EXERCISE MATERIALS -
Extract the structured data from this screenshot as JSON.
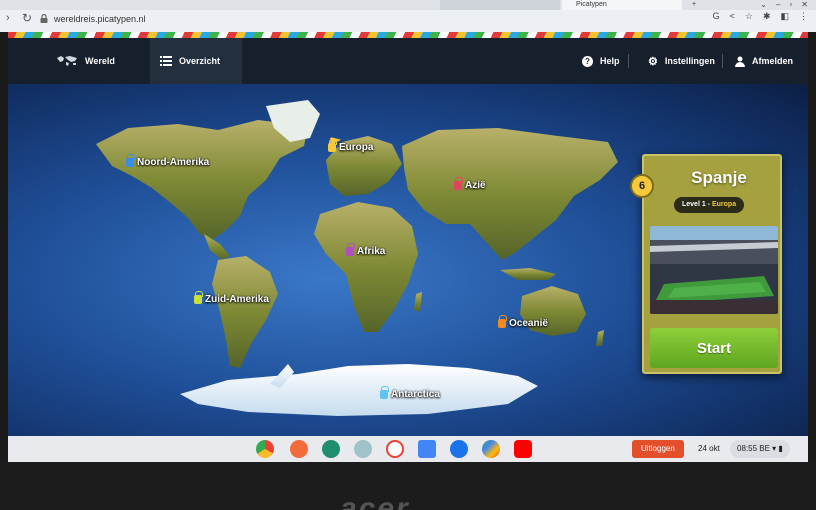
{
  "browser": {
    "url": "wereldreis.picatypen.nl",
    "tab_text": "Picatypen"
  },
  "app": {
    "nav": {
      "wereld": "Wereld",
      "overzicht": "Overzicht",
      "help": "Help",
      "instellingen": "Instellingen",
      "afmelden": "Afmelden"
    },
    "regions": [
      {
        "name": "Noord-Amerika",
        "lock_color": "#3b8ee8"
      },
      {
        "name": "Europa",
        "lock_color": "#f5c93a"
      },
      {
        "name": "Azië",
        "lock_color": "#e0455e"
      },
      {
        "name": "Afrika",
        "lock_color": "#b24fc0"
      },
      {
        "name": "Zuid-Amerika",
        "lock_color": "#c9e03a"
      },
      {
        "name": "Oceanië",
        "lock_color": "#f28a1e"
      },
      {
        "name": "Antarctica",
        "lock_color": "#5ec3f0"
      }
    ],
    "level_card": {
      "number": "6",
      "title": "Spanje",
      "level_prefix": "Level 1 - ",
      "level_region": "Europa",
      "start_label": "Start"
    }
  },
  "shelf": {
    "logout": "Uitloggen",
    "date": "24 okt",
    "time": "08:55 BE"
  },
  "bezel": {
    "logo": "acer"
  },
  "colors": {
    "nav_bg": "#16202c",
    "ocean": "#1f4f98",
    "card": "#a4a13e",
    "start": "#6fb82a",
    "logout": "#e24f2a"
  }
}
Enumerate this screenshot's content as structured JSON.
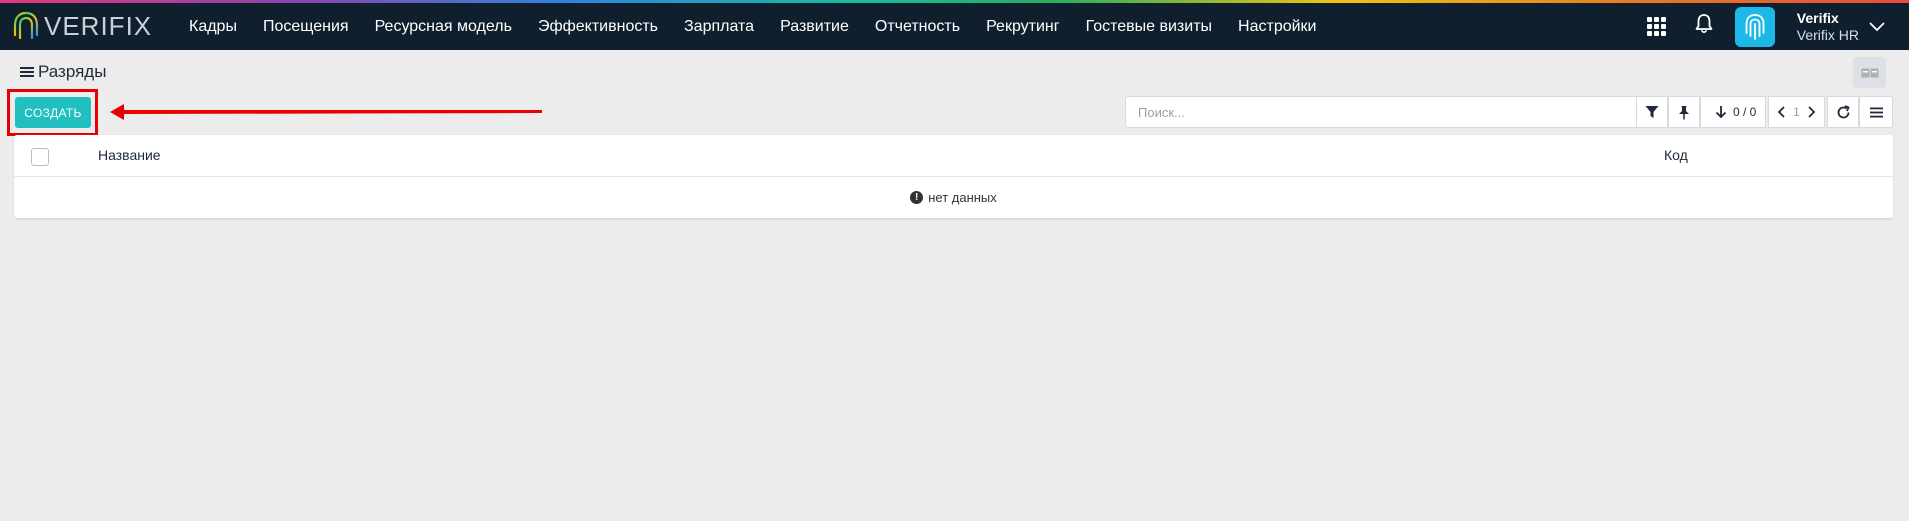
{
  "app": {
    "logo_text": "VERIFIX",
    "menu": [
      "Кадры",
      "Посещения",
      "Ресурсная модель",
      "Эффективность",
      "Зарплата",
      "Развитие",
      "Отчетность",
      "Рекрутинг",
      "Гостевые визиты",
      "Настройки"
    ],
    "user": {
      "name": "Verifix",
      "company": "Verifix HR"
    }
  },
  "page": {
    "title": "Разряды",
    "create_label": "СОЗДАТЬ",
    "search_placeholder": "Поиск...",
    "pager_count": "0 / 0",
    "page_number": "1"
  },
  "table": {
    "columns": [
      "Название",
      "Код"
    ],
    "empty_text": "нет данных"
  },
  "colors": {
    "navbar": "#0f1f2e",
    "accent": "#21bfbf",
    "highlight": "#e60000"
  }
}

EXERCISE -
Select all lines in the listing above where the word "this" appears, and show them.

FINAL ANSWER -
Extract the structured data from this screenshot as JSON.
Enumerate this screenshot's content as structured JSON.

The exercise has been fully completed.